Provided data ▸
=-=-=

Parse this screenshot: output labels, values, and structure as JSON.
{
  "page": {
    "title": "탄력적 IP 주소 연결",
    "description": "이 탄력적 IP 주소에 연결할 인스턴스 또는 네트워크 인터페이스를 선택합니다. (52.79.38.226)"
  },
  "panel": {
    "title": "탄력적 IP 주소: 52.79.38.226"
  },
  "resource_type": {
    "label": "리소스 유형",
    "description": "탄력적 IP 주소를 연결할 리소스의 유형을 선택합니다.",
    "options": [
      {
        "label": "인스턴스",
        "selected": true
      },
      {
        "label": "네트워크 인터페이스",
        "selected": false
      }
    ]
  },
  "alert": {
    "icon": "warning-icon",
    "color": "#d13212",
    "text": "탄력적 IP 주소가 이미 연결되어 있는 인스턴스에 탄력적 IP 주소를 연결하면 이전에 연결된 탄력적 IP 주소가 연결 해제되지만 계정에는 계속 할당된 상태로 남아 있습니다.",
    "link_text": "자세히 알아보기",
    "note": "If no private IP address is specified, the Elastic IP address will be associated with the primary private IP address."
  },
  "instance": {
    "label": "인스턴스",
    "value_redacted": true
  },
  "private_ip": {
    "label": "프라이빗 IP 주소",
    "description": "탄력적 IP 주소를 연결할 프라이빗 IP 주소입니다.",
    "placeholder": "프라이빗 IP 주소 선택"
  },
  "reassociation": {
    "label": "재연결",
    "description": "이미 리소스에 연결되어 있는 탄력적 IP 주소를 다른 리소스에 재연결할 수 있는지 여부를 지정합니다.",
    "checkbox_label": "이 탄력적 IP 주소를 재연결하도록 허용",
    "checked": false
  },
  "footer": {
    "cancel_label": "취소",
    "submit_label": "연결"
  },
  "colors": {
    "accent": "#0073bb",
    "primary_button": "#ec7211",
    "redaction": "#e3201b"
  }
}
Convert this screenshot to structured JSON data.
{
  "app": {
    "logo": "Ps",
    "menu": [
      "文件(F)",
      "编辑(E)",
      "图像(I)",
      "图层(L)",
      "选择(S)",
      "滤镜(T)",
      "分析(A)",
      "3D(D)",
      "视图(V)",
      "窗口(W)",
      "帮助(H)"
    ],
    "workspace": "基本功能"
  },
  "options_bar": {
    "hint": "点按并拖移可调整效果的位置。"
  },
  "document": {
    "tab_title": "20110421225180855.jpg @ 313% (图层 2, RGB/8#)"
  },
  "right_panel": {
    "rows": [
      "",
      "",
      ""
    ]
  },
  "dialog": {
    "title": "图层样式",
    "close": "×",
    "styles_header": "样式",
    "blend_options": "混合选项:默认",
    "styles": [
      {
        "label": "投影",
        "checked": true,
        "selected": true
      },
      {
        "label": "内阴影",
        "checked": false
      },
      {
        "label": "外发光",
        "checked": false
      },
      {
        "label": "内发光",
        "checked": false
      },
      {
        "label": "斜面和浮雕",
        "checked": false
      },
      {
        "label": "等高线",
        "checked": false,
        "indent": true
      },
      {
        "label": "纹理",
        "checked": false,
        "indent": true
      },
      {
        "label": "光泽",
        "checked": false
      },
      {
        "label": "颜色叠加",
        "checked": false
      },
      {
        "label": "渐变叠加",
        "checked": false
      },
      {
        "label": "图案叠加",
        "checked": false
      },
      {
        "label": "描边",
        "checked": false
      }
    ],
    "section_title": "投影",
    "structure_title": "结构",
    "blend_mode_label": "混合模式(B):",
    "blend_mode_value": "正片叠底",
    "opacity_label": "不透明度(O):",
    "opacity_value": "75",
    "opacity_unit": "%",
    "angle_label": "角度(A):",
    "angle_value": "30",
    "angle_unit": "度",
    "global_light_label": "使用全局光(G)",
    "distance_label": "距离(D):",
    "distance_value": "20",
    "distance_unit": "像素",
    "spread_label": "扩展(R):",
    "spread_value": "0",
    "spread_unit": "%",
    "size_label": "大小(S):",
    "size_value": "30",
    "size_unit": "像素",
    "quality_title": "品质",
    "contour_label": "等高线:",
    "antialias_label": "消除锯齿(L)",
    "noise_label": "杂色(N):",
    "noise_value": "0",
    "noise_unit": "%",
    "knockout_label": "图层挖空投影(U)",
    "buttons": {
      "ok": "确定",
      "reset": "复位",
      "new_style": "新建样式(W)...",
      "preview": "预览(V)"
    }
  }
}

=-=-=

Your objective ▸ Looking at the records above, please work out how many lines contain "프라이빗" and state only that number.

Answer for the task ▸ 3